Pick out each line in these entries that contains the string "data".
######
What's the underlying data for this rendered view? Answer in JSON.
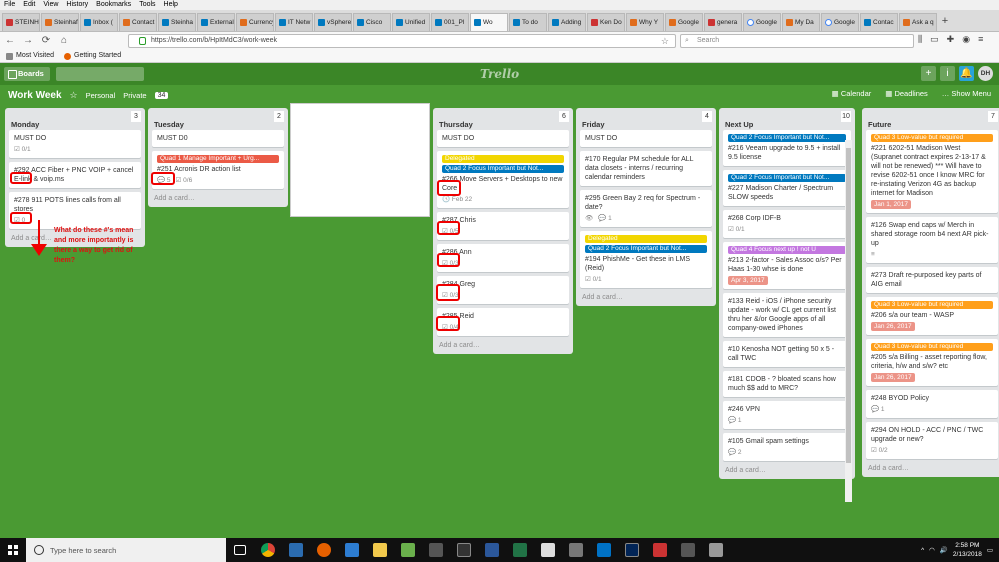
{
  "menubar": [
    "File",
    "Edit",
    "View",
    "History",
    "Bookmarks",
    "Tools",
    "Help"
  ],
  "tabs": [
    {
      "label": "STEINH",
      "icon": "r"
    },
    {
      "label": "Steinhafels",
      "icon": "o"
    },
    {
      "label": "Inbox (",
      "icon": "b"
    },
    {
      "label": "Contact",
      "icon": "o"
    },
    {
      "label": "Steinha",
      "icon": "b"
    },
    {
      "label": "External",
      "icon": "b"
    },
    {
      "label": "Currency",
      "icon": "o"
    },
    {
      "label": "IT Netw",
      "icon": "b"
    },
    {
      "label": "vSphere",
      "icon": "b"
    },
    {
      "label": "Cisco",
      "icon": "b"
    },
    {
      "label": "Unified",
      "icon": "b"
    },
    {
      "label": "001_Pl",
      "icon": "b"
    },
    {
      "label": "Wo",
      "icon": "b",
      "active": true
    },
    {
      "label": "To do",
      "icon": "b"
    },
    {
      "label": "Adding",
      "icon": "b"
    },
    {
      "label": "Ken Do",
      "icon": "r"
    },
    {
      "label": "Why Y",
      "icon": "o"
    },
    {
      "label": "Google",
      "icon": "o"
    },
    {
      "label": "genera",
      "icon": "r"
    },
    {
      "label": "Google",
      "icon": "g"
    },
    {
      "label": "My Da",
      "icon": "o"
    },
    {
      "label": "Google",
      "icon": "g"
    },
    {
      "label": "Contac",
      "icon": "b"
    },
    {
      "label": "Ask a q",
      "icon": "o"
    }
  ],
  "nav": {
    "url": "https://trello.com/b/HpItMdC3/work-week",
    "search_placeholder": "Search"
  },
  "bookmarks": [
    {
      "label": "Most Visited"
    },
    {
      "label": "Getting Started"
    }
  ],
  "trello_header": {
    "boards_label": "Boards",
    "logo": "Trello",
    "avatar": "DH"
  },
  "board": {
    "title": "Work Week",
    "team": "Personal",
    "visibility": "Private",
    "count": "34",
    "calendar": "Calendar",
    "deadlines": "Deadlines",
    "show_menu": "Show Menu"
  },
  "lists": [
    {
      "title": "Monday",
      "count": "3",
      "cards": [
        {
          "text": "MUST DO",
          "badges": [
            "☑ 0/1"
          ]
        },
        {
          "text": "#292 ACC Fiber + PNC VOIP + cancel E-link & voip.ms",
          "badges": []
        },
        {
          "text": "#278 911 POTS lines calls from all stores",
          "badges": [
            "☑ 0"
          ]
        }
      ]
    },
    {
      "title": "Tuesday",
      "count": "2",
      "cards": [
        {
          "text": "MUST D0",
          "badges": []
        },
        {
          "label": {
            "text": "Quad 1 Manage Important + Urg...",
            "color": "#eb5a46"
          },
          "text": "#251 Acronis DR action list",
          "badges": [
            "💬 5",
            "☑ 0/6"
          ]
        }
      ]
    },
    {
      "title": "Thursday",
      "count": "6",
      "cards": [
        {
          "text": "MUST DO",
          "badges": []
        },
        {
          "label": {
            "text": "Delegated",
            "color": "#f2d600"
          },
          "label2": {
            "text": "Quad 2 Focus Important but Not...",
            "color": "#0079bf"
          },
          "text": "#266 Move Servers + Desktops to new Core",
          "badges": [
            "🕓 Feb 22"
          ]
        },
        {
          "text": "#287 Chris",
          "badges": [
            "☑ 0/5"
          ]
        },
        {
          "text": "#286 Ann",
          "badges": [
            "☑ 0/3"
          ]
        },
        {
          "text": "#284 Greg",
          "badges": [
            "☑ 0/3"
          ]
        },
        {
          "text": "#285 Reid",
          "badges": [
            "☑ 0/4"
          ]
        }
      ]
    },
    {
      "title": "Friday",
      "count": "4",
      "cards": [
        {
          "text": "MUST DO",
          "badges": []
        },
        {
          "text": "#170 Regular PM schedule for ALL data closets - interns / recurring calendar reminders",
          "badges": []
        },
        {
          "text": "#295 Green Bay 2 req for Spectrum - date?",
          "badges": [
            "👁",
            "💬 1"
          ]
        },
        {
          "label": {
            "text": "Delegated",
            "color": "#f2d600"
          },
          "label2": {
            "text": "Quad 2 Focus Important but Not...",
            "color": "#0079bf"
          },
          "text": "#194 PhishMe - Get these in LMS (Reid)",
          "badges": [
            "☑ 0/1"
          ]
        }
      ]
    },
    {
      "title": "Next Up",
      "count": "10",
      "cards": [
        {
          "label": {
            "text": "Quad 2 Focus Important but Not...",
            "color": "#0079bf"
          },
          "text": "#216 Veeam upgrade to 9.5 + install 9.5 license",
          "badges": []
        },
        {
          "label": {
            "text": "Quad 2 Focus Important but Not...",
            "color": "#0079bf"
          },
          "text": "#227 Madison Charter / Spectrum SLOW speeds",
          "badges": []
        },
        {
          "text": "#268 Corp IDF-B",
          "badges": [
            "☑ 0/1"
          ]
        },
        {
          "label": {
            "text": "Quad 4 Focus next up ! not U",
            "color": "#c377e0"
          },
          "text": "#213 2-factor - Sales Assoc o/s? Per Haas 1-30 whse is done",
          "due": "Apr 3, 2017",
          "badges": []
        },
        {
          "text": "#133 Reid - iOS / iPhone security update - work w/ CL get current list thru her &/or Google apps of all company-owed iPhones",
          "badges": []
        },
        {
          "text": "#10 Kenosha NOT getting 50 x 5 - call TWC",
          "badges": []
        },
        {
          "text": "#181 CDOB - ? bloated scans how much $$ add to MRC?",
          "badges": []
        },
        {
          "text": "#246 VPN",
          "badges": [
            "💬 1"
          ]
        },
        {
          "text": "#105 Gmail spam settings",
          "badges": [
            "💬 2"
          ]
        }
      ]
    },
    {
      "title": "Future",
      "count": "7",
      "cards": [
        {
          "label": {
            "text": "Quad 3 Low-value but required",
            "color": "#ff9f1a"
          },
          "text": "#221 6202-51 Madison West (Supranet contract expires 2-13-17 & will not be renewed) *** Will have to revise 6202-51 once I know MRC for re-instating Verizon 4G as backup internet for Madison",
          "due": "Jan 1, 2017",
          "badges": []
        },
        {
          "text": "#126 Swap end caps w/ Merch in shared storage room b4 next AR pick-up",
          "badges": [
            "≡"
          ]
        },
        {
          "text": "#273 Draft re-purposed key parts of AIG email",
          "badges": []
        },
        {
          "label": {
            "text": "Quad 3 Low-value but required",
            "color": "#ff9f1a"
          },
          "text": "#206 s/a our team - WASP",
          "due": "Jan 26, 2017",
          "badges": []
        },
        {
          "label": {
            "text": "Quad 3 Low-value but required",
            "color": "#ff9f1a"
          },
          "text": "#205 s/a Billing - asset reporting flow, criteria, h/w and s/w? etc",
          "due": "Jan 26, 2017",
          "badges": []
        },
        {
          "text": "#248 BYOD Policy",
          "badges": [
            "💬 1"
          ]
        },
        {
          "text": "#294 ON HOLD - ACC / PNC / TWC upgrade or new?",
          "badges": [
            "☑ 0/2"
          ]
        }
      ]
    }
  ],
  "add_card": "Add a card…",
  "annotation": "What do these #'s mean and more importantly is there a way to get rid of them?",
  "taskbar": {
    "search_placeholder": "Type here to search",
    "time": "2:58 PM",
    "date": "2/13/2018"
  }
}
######
### Response to the exercise
What's the underlying data for this rendered view? Answer in JSON.
          "text": "#170 Regular PM schedule for ALL data closets - interns / recurring calendar reminders",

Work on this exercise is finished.